anti-corruption drawingJournalists gather in Moldova. Photo: UNDP Moldova / Mircea Zatusevschi
Corruption offences often remain unexposed; investigative journalists often put themselves at high risk to shed light on these crimes. That’s why, last year as UNDP in Moldova we partnered with the National Anticorruption Centre to organise a contest for the best journalistic investigations on corruption. In publicly recognising the strongest journalistic efforts, we aimed to bring further awareness to their work. Read the testimony of Mariana Rata, a reputable investigative journalist who takes an in-depth look at the challenges faced by investigative journalism in Moldova. If investigative journalism today exists in the Republic of Moldova at all, it exists only as ‘connected’ to the oxygen mask of external donors. Investigative journalism is an expensive product due to the amount of time and material resources it requires (including access to databases and public registries.) Indeed, no newspaper can afford an investigative journalist unless they are paid from the funds provided by external partners for different projects. … Read more

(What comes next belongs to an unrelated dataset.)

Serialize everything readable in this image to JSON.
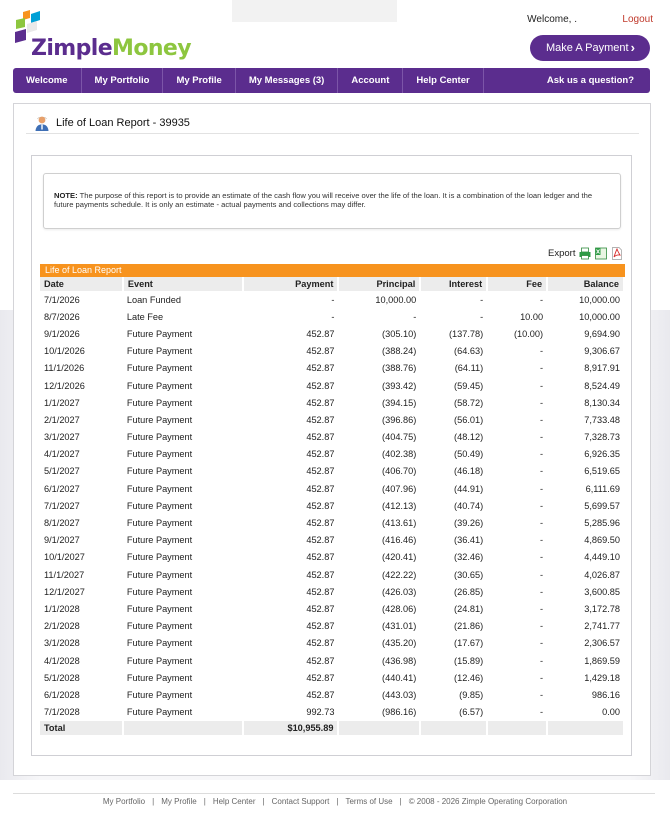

Prototyping the government of the future in Armenia

24 Jan 2017 by Marina Mkhitaryan, Max Perry-Wilson, Hasmik Soghomonyan

Innovation
No matter where you live, reforming how the public sector operates is a difficult task. How do we ensure that public services are designed to be as effective and accessible as possible? How do we make government agile and responsive in the face of black swans and wicked challenges? How do we develop a bureaucracy that handles a myriad of tasks as efficiently as possible? In post-Soviet contexts, this challenge is even greater. In the Soviet era, a top-down hierarchy rarely rewarded risk-taking and experimentation, a sentiment that is still too common today. Our own research in Armenia shows that experts fear “rocking the boat” with new ideas without say-so from a higher-up. This results in a channel of creativity that flows only from the top down, leading to services that do not account for citizens’ voices. After all, public sector innovation is not only about listening to citizens’ voices – it is also about optimising working process and getting your big bureaucracy to work effectively and efficiently. … Read more